Picture from Kristian Augusts gate in Oslo 12.5.2017 by Ilkka Siissalo.

no-ruter-sl79-geitabru-210611-full.jpg

A class SL79 "Trikken" turning onto the Geitabru bridge (goat bridge) in Oslo. These trams are from 1982-89. It is a German model by Düwag, but Düwag only built the ten first ones, after which ABB in Norway built by license the remaining batch. There are altogether 40 of these trams in use in Oslo.
Photo 21.6.2011 by Ilkka Siissalo.

no-ruter-sl79-grensen-220611-full.jpg

A similar class SL79 Düwag tram, but this time seen from high up, from the sixth floor.
Photo 22.6.2011 by the street Grensen in Oslo by Ilkka Siissalo.

no-ruter-sl79-oslo_s-110517-full.jpg

Another one of the class SL79 Düwag trams.
Photo 11.5.2017 by the Oslo sentral station by Ilkka Siissalo.

no-ruter-sl79-oslo_s-110517-pic2-full.jpg

A freshly painted SL79 Düwag tram no.139 on line 12.
Photo 11.5.2017 by the Oslo sentral station by Ilkka Siissalo.

no-ruter-sl79-oslo_s-110517-pic3-full.jpg

An SL79 Düwag tram no.120 on line 13. It looks similar to the trikken shown above, but this one has the hashtag sign of the "Oslo Ruter", the local ticketing system on its sides, whereas the newly painted trikken 139 had in the same place the logo of the tramways.
Photo 11.5.2017 by the Oslo sentral station by Ilkka Siissalo.

Trondheim Trikken, Gråkallbanen

no-trondheim_trikken-210809-full.jpg

The city of Trondheim tried to close down all of its tram traffic in the 1980s, but almost by miracle one line, the 8,8 km long Gråkallbanen remained alive in 1983. Now there are plans to again quickly expand the network.
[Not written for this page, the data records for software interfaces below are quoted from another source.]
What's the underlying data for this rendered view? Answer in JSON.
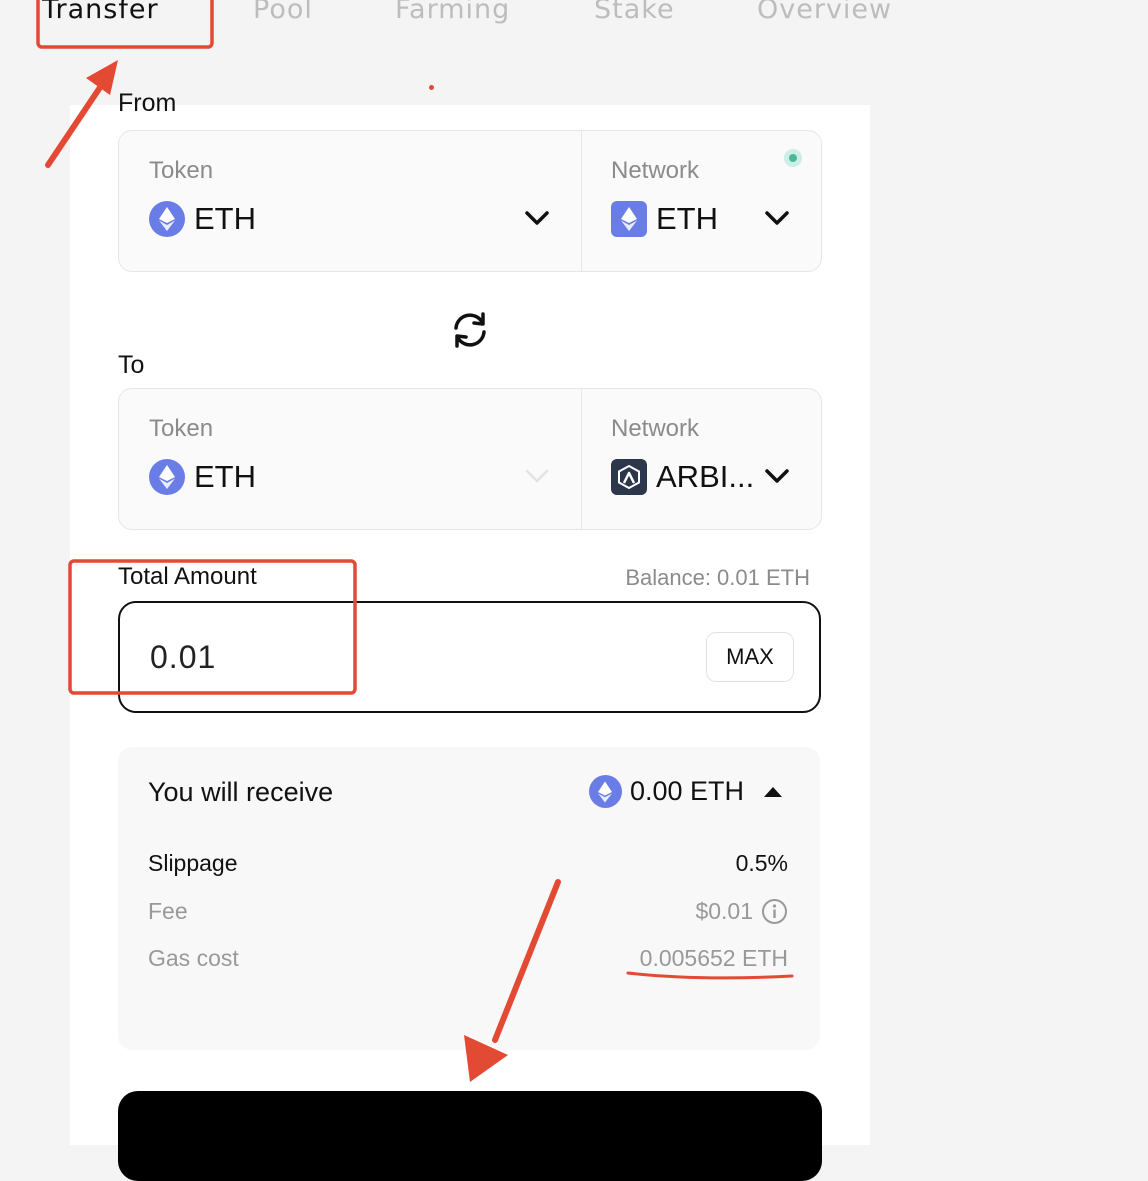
{
  "tabs": [
    {
      "label": "Transfer",
      "active": true
    },
    {
      "label": "Pool",
      "active": false
    },
    {
      "label": "Farming",
      "active": false
    },
    {
      "label": "Stake",
      "active": false
    },
    {
      "label": "Overview",
      "active": false
    }
  ],
  "from": {
    "label": "From",
    "token_caption": "Token",
    "token_value": "ETH",
    "network_caption": "Network",
    "network_value": "ETH"
  },
  "to": {
    "label": "To",
    "token_caption": "Token",
    "token_value": "ETH",
    "network_caption": "Network",
    "network_value": "ARBI..."
  },
  "amount": {
    "label": "Total Amount",
    "balance": "Balance: 0.01 ETH",
    "value": "0.01",
    "max_label": "MAX"
  },
  "receive": {
    "title": "You will receive",
    "amount": "0.00 ETH",
    "slippage_label": "Slippage",
    "slippage_value": "0.5%",
    "fee_label": "Fee",
    "fee_value": "$0.01",
    "gas_label": "Gas cost",
    "gas_value": "0.005652 ETH"
  },
  "colors": {
    "accent_annotation": "#e34a33",
    "coin": "#6a7de6",
    "arbitrum": "#2d374b"
  },
  "icons": [
    "eth-icon",
    "arbitrum-icon",
    "chevron-down-icon",
    "swap-icon",
    "chevron-up-icon",
    "info-icon"
  ]
}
It is a meter gauge line, but with broad, 2,6 m wide trams. They have now 9 trams of the type TT class 8.
Photo 21.8.2009 by Ilkka Siissalo.

no-trondheim_trikken-210809-pic2-full.jpg
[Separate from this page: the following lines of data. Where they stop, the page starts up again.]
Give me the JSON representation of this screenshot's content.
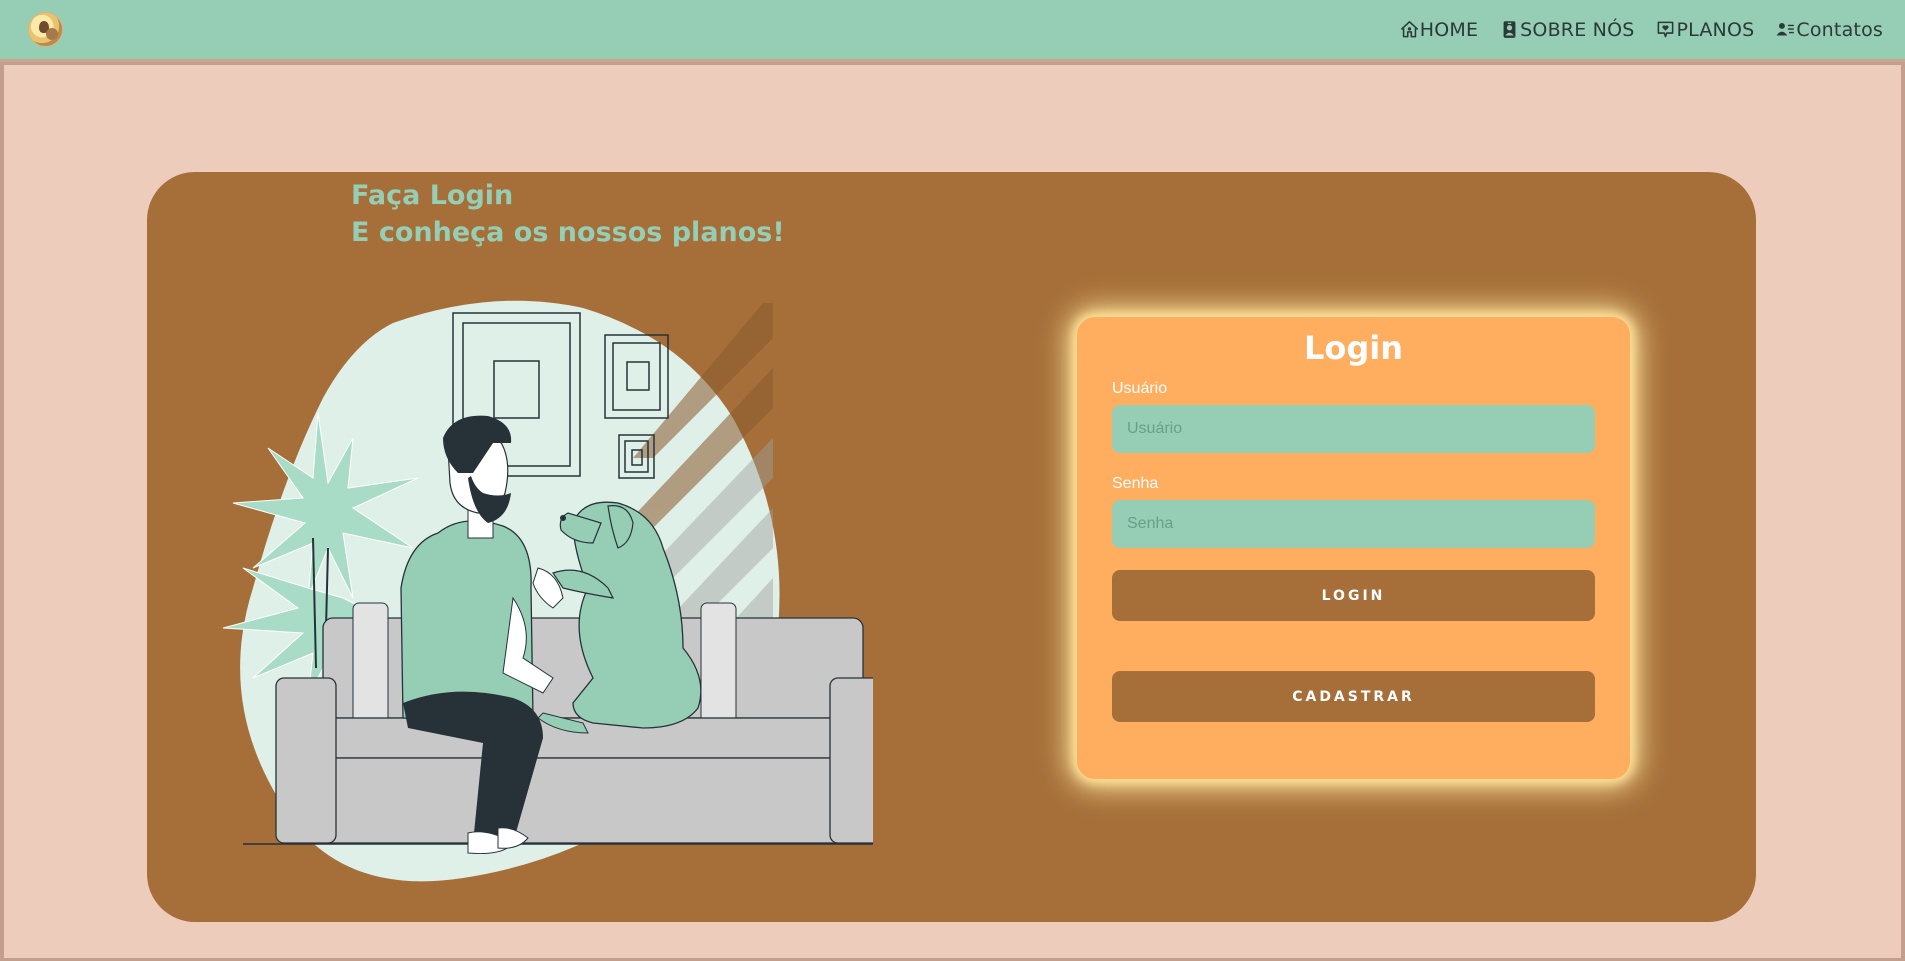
{
  "nav": {
    "logo_icon": "pet-logo-icon",
    "links": [
      {
        "label": "HOME",
        "icon": "home-icon"
      },
      {
        "label": "SOBRE NÓS",
        "icon": "person-badge-icon"
      },
      {
        "label": "PLANOS",
        "icon": "chat-heart-icon"
      },
      {
        "label": "Contatos",
        "icon": "person-lines-icon"
      }
    ]
  },
  "hero": {
    "heading_line1": "Faça Login",
    "heading_line2": "E conheça os nossos planos!",
    "illustration": "man-with-dog-on-sofa-illustration"
  },
  "login": {
    "title": "Login",
    "user_label": "Usuário",
    "user_placeholder": "Usuário",
    "user_value": "",
    "password_label": "Senha",
    "password_placeholder": "Senha",
    "password_value": "",
    "login_button": "LOGIN",
    "register_button": "CADASTRAR"
  },
  "colors": {
    "navbar": "#96cdb5",
    "page_bg": "#eeccbc",
    "card_bg": "#a66f39",
    "login_box": "#ffad5e",
    "input_bg": "#96cdb5",
    "heading": "#96cdb5"
  }
}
Another one of the "trikken" of Trondheim on the Gråkallbanen line.
Photo 21.8.2009 by Ilkka Siissalo.

Bybanen, Bergen

no-bybanen-nesttun-030716-full.jpg

The "Bybanen" (village rail) of the city Bergen is actually a new light rail system and not a pure tram. Bybanen uses full normal gauge (1435 mm) train tracks, so the coaches are much broader than those of typical trams. They have drivers cabs at both ends and doors on both sides. Today the Bybanen is just one long line bringing in people to the city center, but plans exist to extend the light rail system considerably in near future. The first part of Bybanen was opened in 2010. Currently it is just one line, 13 km long, with 20 stops. The trams themselves are a variant of Swiss Stadler Rail's standard Variobahn model.
Picture by Nesttun 3.7.2016 by Ilkka Siissalo.

no-bybanen-nesttun-030716-pic2-full.jpg

Details of the front of one of the Bybanen Variobahn trams. The current operating company of the line is Keolis, which is owned by the French state railways SNCF.
Picture by Nesttun 3.7.2016 by Ilkka Siissalo.

no-bybanen-nesttun-030716-pic3-full.jpg

A third picture of the Bergen Bybanen Variobahn trams. Note the train-like infrastructure.
Picture by Nesttun 3.7.2016 by Ilkka Siissalo.
Back to main page.